After a full year of “normalized” freight rates and reduction of inventory surpluses, many operators in the industry feel that we have reached the new normal. Industry profitability is progressively showing signs of improvement. No one is expecting a boom – more of a steady and moderate recovery. Shareholders waiting for the clouds to clear before going to market are now revisiting their strategic initiatives and M&A discussions. Investor appetite remains incredibly high as strategics still have full coffers. As long as interest rates stay high, strategics will retain their competitive advantage as buyers, given their longer investment horizon, lower sensitivity to changes in cost of capital, and ability to realize operational synergies.
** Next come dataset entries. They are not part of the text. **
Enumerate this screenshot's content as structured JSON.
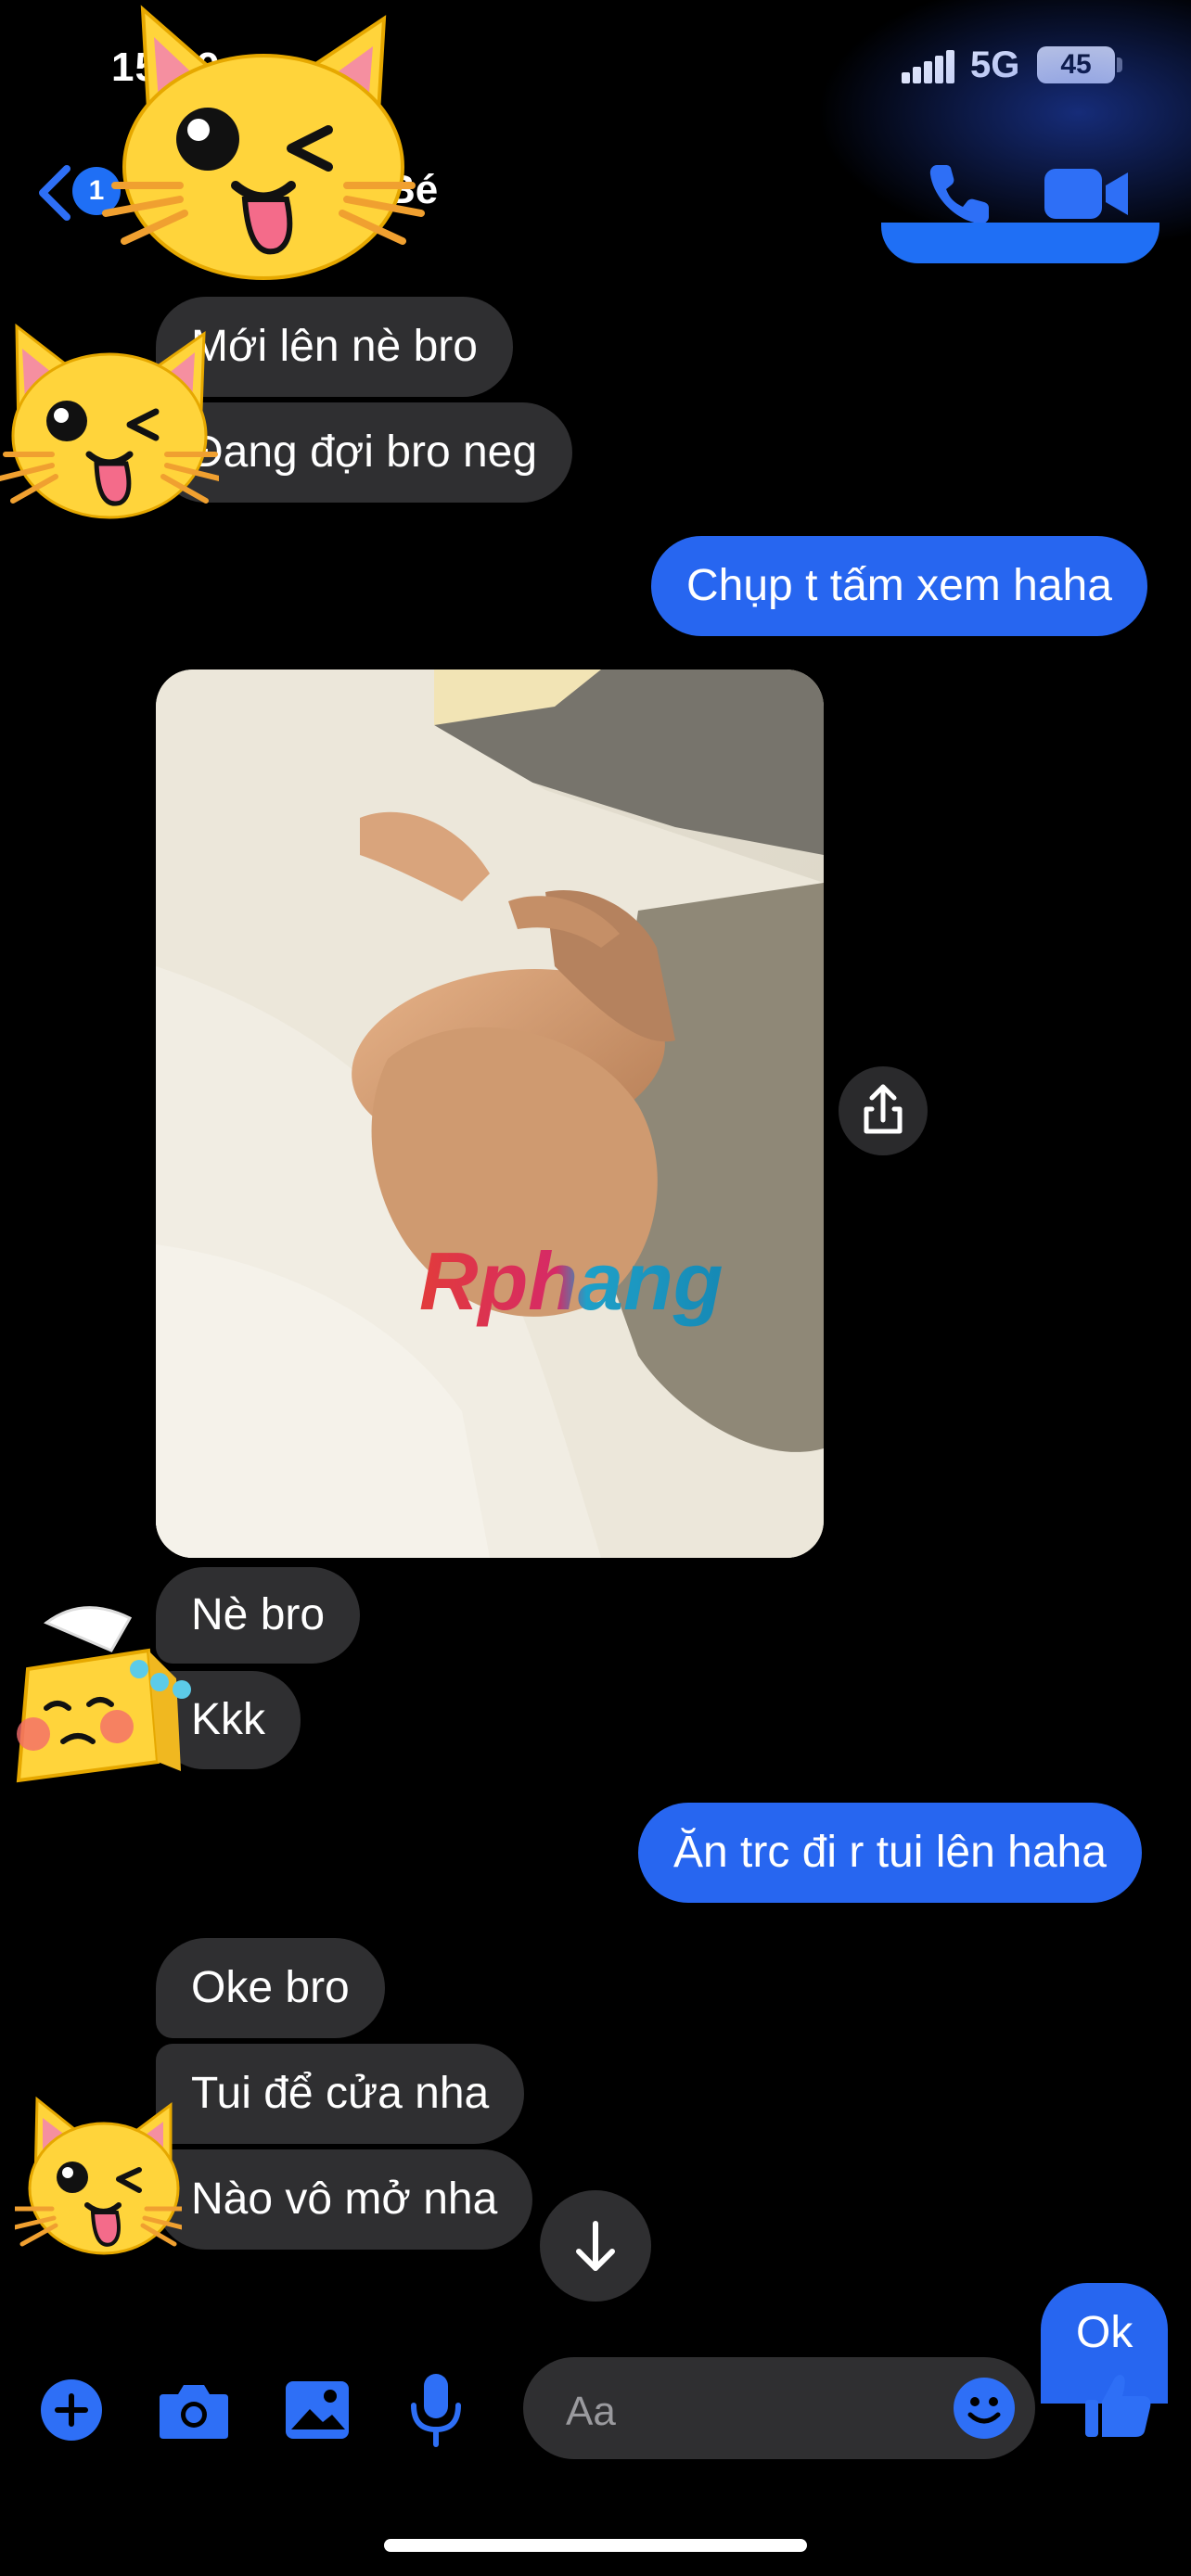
{
  "status_bar": {
    "time": "15:19",
    "network": "5G",
    "battery": "45"
  },
  "header": {
    "back_badge": "1",
    "contact_name": "Bé"
  },
  "colors": {
    "accent": "#2766f0",
    "incoming_bubble": "#2f2f31",
    "background": "#000000"
  },
  "messages": [
    {
      "side": "incoming",
      "text": "Mới lên nè bro"
    },
    {
      "side": "incoming",
      "text": "Đang đợi bro neg"
    },
    {
      "side": "outgoing",
      "text": "Chụp t tấm xem haha"
    },
    {
      "side": "incoming",
      "type": "photo"
    },
    {
      "side": "incoming",
      "text": "Nè bro"
    },
    {
      "side": "incoming",
      "text": "Kkk"
    },
    {
      "side": "outgoing",
      "text": "Ăn trc đi r tui lên haha"
    },
    {
      "side": "incoming",
      "text": "Oke bro"
    },
    {
      "side": "incoming",
      "text": "Tui để cửa nha"
    },
    {
      "side": "incoming",
      "text": "Nào vô mở nha"
    },
    {
      "side": "outgoing",
      "text": "Ok"
    }
  ],
  "photo": {
    "watermark": "Rphang"
  },
  "composer": {
    "placeholder": "Aa"
  },
  "icons": {
    "header": [
      "back-chevron-icon",
      "phone-icon",
      "video-camera-icon"
    ],
    "composer": [
      "plus-icon",
      "camera-icon",
      "gallery-icon",
      "microphone-icon",
      "emoji-icon",
      "thumbs-up-icon"
    ],
    "stickers": [
      "cat-wink-sticker",
      "tofu-crying-sticker"
    ],
    "chat": [
      "share-icon",
      "arrow-down-icon"
    ]
  }
}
With numerous differences between Strategic and Financial Buyers, understanding a buyer’s motivation is critical in any M&A process. In this difficult freight environment, strategics are finding organic growth difficult, and M&A usually proves to be a more efficient avenue for growth. Meanwhile, Financial Sponsors see an opportunity to buy assets with previous interest at reasonable valuations. With that being said, we expect a healthy resurgence in M&A activity in 2024, especially for those high-quality assets with strategic and synergistic value, or specialized services that intrinsically reduce operational, economic, and other exogenous risks.